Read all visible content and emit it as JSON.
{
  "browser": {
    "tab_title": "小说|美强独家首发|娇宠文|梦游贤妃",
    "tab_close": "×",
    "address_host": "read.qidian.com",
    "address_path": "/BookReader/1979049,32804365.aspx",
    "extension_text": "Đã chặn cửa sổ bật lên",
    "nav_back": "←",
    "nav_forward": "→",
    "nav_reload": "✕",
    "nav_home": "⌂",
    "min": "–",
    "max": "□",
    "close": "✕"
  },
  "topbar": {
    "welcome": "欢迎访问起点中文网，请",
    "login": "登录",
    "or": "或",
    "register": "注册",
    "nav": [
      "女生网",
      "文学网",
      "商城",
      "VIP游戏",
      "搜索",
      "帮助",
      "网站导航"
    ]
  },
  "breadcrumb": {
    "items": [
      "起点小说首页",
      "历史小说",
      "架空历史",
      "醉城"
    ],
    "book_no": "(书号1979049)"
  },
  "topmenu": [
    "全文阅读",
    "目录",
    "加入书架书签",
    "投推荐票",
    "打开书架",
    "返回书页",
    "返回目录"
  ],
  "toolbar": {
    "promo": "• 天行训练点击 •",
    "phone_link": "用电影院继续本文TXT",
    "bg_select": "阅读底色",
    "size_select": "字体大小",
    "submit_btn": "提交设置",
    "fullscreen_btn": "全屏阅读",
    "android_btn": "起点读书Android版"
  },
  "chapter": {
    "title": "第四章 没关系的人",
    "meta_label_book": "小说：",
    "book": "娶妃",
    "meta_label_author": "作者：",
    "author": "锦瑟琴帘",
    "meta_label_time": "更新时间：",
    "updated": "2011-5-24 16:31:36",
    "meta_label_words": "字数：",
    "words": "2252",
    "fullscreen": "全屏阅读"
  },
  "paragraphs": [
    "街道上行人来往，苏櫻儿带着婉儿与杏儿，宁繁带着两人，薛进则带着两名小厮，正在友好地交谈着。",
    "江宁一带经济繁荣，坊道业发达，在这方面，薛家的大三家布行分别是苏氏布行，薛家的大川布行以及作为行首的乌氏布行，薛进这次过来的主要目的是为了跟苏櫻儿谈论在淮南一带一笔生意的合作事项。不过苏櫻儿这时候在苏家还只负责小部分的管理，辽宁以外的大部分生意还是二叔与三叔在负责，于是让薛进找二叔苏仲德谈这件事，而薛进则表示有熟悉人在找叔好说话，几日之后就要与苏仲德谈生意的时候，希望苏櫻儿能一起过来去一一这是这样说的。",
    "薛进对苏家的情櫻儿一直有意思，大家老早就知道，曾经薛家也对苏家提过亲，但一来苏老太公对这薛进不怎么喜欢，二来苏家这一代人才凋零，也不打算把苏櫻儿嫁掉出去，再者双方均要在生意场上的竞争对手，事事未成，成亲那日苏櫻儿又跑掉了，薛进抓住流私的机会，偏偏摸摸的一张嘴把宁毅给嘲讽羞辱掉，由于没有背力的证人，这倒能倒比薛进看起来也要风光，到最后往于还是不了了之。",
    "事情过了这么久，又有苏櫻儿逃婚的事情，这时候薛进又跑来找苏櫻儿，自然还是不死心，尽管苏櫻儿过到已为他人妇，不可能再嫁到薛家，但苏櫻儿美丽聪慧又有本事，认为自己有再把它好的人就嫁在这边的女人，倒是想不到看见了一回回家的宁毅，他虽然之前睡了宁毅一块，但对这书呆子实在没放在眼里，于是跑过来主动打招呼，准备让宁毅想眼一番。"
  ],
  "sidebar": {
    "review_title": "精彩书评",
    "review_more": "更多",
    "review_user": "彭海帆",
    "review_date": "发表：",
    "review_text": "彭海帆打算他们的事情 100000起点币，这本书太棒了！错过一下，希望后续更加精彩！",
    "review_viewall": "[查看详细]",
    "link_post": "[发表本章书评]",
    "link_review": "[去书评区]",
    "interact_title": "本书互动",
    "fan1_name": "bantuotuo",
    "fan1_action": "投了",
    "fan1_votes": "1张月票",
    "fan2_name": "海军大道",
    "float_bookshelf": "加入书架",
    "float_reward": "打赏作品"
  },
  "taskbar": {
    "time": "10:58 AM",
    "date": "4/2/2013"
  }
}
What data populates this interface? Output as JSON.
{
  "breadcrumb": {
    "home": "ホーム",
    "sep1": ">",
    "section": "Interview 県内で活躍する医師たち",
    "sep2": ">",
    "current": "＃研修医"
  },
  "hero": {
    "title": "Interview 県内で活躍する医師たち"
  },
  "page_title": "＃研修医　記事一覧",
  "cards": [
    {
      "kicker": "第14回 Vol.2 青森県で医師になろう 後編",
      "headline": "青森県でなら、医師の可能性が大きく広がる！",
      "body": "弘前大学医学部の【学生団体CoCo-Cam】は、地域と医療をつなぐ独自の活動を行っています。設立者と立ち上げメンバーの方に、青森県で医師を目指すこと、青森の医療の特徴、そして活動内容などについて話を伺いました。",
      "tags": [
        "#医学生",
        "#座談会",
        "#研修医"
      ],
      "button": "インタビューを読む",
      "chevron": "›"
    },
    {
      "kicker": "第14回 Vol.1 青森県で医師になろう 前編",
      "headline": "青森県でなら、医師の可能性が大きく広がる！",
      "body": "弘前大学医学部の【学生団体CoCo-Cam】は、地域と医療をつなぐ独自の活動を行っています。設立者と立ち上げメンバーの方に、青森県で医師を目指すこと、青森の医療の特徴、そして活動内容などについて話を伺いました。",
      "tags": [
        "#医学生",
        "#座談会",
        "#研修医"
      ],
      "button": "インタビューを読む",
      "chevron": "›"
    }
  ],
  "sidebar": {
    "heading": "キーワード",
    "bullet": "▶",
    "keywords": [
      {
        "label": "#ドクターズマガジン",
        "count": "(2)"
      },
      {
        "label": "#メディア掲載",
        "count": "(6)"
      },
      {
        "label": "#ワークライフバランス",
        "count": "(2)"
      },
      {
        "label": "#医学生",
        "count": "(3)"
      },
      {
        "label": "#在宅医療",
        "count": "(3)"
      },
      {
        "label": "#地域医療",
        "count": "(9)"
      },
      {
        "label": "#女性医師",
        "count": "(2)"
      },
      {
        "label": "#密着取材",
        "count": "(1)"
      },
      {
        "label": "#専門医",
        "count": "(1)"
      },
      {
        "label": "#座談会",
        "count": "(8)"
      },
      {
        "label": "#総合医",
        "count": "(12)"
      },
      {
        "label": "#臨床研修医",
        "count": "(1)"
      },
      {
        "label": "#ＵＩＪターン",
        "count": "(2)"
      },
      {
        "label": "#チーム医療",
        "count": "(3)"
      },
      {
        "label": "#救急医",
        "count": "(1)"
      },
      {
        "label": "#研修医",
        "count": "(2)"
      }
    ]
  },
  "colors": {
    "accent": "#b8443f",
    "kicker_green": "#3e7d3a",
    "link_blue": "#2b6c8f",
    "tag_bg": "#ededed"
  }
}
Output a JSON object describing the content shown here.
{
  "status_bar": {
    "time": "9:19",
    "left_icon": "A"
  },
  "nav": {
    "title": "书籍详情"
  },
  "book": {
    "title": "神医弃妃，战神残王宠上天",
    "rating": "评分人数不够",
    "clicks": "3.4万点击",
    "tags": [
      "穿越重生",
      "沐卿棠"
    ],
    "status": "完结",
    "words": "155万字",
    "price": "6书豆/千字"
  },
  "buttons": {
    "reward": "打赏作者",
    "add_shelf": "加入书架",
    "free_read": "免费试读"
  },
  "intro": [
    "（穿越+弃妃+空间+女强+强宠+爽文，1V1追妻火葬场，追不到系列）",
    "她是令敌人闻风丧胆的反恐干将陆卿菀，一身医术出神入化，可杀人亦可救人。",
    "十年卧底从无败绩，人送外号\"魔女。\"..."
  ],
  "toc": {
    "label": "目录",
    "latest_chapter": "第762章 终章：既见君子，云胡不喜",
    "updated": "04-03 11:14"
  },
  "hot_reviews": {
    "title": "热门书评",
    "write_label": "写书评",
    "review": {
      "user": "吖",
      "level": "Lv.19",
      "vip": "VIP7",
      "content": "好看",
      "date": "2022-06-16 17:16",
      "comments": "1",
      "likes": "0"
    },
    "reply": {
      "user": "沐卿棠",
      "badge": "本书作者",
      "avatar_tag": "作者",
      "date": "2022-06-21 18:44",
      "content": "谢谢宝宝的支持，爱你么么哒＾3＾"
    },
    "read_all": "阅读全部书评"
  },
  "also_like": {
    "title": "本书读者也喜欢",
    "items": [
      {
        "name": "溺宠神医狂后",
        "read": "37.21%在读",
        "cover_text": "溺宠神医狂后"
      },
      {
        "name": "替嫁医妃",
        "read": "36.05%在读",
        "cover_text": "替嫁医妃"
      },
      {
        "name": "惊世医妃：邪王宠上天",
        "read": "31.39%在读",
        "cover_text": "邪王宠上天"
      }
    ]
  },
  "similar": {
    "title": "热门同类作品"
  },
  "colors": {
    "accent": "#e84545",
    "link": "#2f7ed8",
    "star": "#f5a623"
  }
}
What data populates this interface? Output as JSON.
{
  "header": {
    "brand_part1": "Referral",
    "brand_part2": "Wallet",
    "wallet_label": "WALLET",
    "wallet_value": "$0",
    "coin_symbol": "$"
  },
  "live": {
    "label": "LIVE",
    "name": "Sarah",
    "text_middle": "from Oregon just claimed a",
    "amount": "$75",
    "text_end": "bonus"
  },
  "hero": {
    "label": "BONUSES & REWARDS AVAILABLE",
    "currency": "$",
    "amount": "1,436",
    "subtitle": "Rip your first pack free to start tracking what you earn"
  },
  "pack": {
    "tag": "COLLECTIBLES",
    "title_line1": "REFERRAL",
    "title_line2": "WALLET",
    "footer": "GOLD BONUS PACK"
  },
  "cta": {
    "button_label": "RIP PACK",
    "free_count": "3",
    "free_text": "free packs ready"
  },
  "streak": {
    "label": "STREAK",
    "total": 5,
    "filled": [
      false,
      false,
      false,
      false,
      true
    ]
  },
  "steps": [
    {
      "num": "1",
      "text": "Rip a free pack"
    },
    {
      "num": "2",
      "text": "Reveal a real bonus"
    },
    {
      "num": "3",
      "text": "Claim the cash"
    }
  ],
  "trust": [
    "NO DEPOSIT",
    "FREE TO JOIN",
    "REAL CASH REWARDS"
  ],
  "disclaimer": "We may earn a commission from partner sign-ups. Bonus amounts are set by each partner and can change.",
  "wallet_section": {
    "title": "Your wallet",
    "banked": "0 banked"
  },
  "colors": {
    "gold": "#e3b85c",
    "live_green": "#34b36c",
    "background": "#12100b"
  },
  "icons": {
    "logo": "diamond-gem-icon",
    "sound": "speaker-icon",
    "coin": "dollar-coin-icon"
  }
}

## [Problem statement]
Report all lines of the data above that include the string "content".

## [Result of this task]
Read all visible content and emit it as JSON.
Output a JSON object describing the content shown here.
      "content": "好看",
      "content": "谢谢宝宝的支持，爱你么么哒＾3＾"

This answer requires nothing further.